*** Opening Available data ***

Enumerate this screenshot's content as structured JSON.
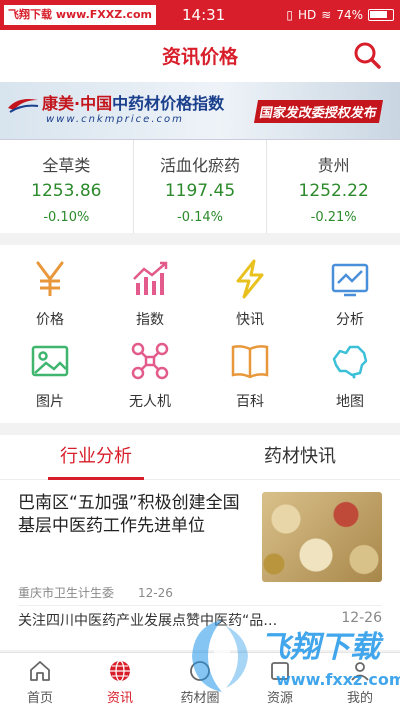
{
  "status_bar": {
    "watermark": "飞翔下载 www.FXXZ.com",
    "time": "14:31",
    "signal": "HD",
    "battery": "74%"
  },
  "header": {
    "title": "资讯价格",
    "search_icon": "search-icon"
  },
  "banner": {
    "brand_red": "康美·中国",
    "brand_blue": "中药材价格指数",
    "url": "www.cnkmprice.com",
    "slogan": "国家发改委授权发布"
  },
  "indices": [
    {
      "name": "全草类",
      "value": "1253.86",
      "change": "-0.10%"
    },
    {
      "name": "活血化瘀药",
      "value": "1197.45",
      "change": "-0.14%"
    },
    {
      "name": "贵州",
      "value": "1252.22",
      "change": "-0.21%"
    }
  ],
  "grid": [
    {
      "label": "价格",
      "icon": "yen-icon"
    },
    {
      "label": "指数",
      "icon": "chart-icon"
    },
    {
      "label": "快讯",
      "icon": "lightning-icon"
    },
    {
      "label": "分析",
      "icon": "line-chart-icon"
    },
    {
      "label": "图片",
      "icon": "image-icon"
    },
    {
      "label": "无人机",
      "icon": "drone-icon"
    },
    {
      "label": "百科",
      "icon": "book-icon"
    },
    {
      "label": "地图",
      "icon": "map-icon"
    }
  ],
  "tabs": [
    {
      "label": "行业分析",
      "active": true
    },
    {
      "label": "药材快讯",
      "active": false
    }
  ],
  "articles": [
    {
      "title": "巴南区“五加强”积极创建全国基层中医药工作先进单位",
      "source": "重庆市卫生计生委",
      "date": "12-26"
    },
    {
      "title": "关注四川中医药产业发展点赞中医药“品…",
      "date": "12-26"
    }
  ],
  "bottom_nav": [
    {
      "label": "首页",
      "icon": "home-icon",
      "active": false
    },
    {
      "label": "资讯",
      "icon": "globe-icon",
      "active": true
    },
    {
      "label": "药材圈",
      "icon": "circle-icon",
      "active": false
    },
    {
      "label": "资源",
      "icon": "resource-icon",
      "active": false
    },
    {
      "label": "我的",
      "icon": "user-icon",
      "active": false
    }
  ],
  "watermark": {
    "title": "飞翔下载",
    "url": "www.fxxz.com"
  },
  "colors": {
    "brand": "#d81e2a",
    "positive_green": "#2b8a2b",
    "icon_orange": "#e8973a",
    "icon_pink": "#e25b8a",
    "icon_yellow": "#e8c11f",
    "icon_blue": "#4a8fd9",
    "icon_green": "#3fb56e",
    "icon_cyan": "#3cc0d8"
  }
}
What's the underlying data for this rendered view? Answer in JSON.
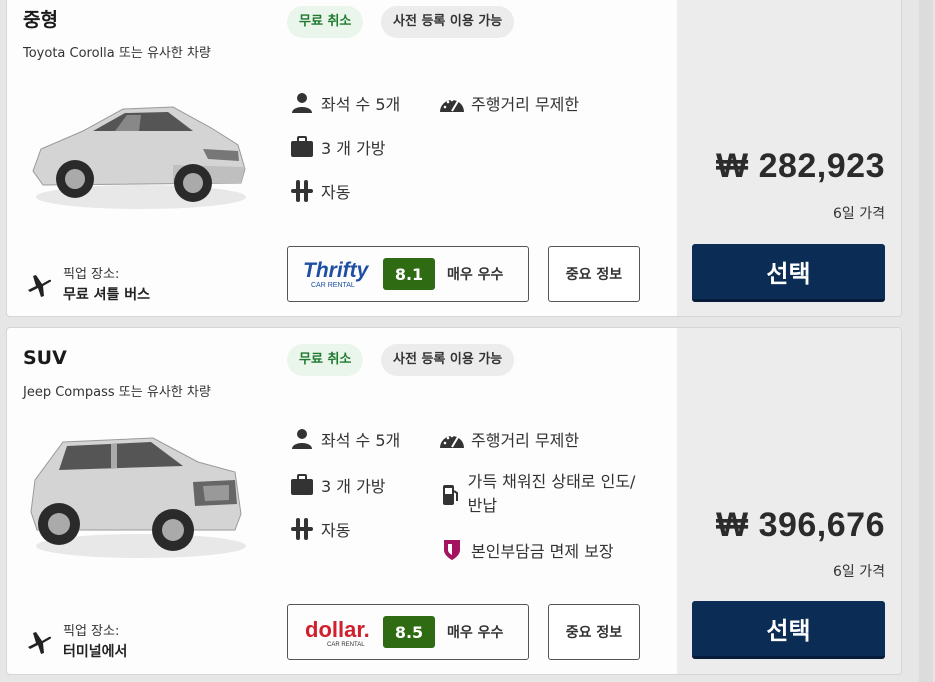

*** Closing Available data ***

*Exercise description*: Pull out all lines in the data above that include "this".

*Task response*:
Enumerate this screenshot's content as structured JSON.
What's the underlying data for this rendered view? Answer in JSON.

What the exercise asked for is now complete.